## Records for this exercise
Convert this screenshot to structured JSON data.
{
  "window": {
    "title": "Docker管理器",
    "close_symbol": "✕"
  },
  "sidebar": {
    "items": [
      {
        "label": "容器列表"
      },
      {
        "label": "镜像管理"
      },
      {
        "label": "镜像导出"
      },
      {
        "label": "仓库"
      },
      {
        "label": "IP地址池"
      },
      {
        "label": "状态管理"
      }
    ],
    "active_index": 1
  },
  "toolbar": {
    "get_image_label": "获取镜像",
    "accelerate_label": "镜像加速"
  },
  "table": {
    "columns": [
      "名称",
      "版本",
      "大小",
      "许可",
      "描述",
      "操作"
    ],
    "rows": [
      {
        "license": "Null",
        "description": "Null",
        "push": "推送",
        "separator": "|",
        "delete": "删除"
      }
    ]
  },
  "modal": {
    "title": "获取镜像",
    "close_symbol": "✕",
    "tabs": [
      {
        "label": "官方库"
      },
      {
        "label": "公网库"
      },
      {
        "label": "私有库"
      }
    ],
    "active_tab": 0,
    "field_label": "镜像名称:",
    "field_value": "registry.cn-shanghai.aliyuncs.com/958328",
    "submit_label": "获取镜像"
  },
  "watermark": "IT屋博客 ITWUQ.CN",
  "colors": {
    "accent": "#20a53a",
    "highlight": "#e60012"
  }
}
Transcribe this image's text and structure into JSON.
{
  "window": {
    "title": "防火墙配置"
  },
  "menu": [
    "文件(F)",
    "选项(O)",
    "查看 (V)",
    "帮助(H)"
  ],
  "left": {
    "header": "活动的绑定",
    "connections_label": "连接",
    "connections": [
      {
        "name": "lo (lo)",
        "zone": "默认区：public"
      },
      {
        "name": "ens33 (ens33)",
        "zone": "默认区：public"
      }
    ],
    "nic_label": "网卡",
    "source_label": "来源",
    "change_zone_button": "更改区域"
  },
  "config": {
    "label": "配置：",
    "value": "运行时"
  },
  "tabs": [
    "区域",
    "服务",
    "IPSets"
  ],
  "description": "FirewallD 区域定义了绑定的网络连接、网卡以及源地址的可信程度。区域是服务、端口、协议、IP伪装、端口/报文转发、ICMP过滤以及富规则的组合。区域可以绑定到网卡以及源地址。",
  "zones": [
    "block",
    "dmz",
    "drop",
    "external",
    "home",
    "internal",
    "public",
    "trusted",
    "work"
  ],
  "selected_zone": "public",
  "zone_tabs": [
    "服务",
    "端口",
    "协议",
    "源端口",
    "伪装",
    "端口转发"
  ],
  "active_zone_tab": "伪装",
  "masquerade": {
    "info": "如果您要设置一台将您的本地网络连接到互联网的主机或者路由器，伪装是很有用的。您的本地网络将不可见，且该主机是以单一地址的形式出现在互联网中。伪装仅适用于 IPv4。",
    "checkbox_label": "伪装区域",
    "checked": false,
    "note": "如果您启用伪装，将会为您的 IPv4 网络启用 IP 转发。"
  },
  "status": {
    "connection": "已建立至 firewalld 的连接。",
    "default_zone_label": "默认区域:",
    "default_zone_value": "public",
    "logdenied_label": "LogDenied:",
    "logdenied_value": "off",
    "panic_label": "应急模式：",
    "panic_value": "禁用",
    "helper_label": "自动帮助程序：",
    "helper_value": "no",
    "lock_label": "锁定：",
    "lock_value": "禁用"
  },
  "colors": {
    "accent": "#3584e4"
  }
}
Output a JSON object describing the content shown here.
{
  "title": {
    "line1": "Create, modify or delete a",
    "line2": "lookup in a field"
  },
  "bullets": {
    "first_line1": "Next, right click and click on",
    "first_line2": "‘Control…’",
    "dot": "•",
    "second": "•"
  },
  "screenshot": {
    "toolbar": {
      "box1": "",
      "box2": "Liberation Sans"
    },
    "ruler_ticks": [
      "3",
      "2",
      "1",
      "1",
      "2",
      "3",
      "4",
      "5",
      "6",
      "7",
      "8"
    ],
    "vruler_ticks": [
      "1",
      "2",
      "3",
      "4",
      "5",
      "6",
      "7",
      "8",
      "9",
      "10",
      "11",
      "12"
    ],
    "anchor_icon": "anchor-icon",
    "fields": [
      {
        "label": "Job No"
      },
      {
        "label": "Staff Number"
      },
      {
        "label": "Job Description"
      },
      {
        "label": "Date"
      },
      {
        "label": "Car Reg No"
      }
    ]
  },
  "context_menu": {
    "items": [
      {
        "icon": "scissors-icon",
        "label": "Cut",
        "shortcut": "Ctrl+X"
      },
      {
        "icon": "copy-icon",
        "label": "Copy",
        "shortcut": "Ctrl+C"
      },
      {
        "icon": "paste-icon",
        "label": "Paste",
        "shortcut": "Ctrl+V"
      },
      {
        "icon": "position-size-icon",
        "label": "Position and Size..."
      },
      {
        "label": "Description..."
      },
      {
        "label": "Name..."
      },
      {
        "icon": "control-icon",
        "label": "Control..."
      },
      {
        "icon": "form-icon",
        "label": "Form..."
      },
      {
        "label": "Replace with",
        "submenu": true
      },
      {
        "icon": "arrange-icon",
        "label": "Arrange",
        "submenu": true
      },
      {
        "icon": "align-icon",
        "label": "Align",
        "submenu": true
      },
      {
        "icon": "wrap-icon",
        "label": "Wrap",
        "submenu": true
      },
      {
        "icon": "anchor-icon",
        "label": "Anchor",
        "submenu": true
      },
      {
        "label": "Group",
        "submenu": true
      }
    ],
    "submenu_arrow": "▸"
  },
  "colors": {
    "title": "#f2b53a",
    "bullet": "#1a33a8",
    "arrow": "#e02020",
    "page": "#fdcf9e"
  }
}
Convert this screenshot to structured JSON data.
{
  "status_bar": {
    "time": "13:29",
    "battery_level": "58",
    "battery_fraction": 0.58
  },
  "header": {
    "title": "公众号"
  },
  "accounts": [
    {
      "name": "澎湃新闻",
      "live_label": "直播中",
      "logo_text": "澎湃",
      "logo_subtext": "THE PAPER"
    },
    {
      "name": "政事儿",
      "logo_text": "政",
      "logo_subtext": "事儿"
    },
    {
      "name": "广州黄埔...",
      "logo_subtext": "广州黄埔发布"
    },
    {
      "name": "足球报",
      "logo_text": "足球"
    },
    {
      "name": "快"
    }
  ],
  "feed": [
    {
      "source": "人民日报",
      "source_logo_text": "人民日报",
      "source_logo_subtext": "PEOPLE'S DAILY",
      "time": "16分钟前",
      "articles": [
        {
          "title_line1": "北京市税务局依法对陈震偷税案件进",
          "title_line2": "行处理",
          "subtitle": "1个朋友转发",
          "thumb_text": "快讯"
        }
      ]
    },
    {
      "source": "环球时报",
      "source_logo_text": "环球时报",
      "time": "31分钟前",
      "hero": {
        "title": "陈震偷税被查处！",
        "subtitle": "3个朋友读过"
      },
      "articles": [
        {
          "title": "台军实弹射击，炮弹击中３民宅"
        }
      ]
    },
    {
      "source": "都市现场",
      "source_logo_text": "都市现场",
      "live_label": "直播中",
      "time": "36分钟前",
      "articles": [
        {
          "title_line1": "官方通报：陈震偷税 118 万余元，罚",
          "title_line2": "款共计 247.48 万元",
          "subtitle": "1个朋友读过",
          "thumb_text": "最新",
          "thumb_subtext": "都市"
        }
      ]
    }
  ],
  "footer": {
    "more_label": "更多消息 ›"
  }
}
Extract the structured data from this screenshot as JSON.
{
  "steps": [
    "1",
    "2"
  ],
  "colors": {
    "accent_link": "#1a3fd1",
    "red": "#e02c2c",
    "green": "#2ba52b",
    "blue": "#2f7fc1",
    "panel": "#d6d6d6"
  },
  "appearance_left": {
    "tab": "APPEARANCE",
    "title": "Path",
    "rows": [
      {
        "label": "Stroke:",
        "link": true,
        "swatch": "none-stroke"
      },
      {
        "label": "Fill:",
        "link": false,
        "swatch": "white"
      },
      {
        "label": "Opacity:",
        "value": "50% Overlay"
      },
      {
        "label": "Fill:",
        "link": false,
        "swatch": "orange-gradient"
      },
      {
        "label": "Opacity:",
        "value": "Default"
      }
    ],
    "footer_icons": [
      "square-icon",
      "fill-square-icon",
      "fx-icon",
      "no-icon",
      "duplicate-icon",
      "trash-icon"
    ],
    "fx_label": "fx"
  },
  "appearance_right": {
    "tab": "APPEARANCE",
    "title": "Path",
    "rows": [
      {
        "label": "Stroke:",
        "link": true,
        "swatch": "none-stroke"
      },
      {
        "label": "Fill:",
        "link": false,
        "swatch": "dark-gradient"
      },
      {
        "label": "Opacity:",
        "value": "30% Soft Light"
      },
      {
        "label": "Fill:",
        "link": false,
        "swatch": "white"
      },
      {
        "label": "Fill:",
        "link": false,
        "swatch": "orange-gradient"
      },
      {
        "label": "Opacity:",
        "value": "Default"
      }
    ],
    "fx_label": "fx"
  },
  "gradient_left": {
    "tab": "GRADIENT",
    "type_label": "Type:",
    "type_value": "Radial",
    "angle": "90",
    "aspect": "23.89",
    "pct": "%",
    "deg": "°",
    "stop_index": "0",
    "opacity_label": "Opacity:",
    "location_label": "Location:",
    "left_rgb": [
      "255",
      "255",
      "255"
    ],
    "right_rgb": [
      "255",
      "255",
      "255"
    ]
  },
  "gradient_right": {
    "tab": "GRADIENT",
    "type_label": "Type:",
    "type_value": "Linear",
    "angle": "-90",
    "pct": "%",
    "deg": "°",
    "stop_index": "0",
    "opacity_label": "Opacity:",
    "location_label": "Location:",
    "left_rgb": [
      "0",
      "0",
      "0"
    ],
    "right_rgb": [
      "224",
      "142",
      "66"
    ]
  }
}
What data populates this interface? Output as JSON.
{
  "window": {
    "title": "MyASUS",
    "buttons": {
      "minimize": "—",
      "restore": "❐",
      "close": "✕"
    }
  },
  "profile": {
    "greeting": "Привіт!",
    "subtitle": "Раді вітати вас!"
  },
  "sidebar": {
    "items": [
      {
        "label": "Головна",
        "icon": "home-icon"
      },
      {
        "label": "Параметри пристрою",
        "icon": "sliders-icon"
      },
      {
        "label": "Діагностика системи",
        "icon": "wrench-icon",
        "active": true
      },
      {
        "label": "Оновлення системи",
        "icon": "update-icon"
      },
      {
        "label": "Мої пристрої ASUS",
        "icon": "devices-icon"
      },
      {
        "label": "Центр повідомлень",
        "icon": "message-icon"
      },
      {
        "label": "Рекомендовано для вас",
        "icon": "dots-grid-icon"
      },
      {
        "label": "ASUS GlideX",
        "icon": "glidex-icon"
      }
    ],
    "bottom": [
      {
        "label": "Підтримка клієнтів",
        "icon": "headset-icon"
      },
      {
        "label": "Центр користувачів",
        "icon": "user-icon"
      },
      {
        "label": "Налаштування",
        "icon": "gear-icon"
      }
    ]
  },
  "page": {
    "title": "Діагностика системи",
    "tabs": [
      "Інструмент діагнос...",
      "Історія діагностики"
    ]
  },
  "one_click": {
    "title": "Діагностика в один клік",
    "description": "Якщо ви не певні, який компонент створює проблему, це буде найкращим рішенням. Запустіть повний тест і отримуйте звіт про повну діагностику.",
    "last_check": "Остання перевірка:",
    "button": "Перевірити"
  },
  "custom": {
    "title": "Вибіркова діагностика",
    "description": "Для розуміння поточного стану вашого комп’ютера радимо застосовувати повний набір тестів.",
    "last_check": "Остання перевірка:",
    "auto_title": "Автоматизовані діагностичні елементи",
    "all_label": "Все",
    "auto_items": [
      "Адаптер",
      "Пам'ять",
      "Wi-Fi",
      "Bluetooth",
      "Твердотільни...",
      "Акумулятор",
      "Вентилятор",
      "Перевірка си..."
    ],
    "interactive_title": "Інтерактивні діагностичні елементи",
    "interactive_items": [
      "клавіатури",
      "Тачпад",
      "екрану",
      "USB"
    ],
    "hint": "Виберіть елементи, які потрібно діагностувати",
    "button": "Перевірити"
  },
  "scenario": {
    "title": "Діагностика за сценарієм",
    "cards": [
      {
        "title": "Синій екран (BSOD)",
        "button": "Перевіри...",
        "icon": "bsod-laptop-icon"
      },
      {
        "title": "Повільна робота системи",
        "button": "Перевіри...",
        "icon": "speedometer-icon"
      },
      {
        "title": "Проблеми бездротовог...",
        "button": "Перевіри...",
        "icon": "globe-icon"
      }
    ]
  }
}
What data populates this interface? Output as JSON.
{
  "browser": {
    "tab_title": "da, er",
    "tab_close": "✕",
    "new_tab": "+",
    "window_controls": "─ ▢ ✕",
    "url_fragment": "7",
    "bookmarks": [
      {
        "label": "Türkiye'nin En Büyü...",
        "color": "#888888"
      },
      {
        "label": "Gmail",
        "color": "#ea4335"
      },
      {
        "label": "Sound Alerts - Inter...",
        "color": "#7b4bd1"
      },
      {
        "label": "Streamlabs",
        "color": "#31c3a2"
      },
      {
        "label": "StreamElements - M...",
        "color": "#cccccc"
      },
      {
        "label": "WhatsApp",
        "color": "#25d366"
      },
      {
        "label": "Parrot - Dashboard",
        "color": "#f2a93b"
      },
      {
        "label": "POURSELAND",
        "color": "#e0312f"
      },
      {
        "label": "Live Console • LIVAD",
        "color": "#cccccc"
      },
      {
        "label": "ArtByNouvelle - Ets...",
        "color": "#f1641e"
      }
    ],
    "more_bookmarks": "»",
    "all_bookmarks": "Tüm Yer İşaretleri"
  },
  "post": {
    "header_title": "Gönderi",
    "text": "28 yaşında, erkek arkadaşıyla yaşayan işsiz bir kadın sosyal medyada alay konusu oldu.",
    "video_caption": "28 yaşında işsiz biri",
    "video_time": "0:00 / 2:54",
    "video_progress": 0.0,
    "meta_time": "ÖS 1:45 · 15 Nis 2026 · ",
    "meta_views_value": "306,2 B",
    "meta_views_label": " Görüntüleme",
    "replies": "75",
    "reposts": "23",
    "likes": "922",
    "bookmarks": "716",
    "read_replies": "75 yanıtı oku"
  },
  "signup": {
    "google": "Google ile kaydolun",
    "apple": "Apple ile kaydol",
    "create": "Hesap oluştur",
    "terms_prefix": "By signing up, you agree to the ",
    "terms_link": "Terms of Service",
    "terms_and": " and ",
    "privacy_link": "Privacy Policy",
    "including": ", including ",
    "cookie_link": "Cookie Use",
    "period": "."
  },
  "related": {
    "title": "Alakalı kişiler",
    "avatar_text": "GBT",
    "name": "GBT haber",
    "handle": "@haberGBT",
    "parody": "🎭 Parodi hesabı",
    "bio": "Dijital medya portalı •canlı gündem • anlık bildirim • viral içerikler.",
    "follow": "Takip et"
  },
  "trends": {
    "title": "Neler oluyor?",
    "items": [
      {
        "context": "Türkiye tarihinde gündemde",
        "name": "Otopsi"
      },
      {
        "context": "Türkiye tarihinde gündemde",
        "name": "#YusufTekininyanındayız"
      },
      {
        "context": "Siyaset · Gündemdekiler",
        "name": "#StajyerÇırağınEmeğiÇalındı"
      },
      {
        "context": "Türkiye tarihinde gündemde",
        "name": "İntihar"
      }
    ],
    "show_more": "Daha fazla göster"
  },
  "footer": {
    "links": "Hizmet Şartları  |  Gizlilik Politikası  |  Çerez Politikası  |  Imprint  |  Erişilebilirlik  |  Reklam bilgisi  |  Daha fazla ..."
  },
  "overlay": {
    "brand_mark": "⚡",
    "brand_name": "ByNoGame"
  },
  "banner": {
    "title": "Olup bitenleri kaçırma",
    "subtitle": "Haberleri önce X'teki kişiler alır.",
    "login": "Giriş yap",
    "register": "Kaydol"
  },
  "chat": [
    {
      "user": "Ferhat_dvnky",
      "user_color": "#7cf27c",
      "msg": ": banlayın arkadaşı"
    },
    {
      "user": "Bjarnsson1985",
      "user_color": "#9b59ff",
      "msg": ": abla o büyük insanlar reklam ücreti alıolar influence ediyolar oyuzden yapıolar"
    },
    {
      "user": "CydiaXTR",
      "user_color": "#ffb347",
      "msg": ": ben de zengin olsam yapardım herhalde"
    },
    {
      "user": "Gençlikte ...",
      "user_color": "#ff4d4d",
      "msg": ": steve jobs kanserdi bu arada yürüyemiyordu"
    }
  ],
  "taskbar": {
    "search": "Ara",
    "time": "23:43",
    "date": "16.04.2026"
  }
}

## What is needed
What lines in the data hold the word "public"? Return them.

## Result for this exercise
        "zone": "默认区：public"
        "zone": "默认区：public"
    "public",
  "selected_zone": "public",
    "default_zone_value": "public",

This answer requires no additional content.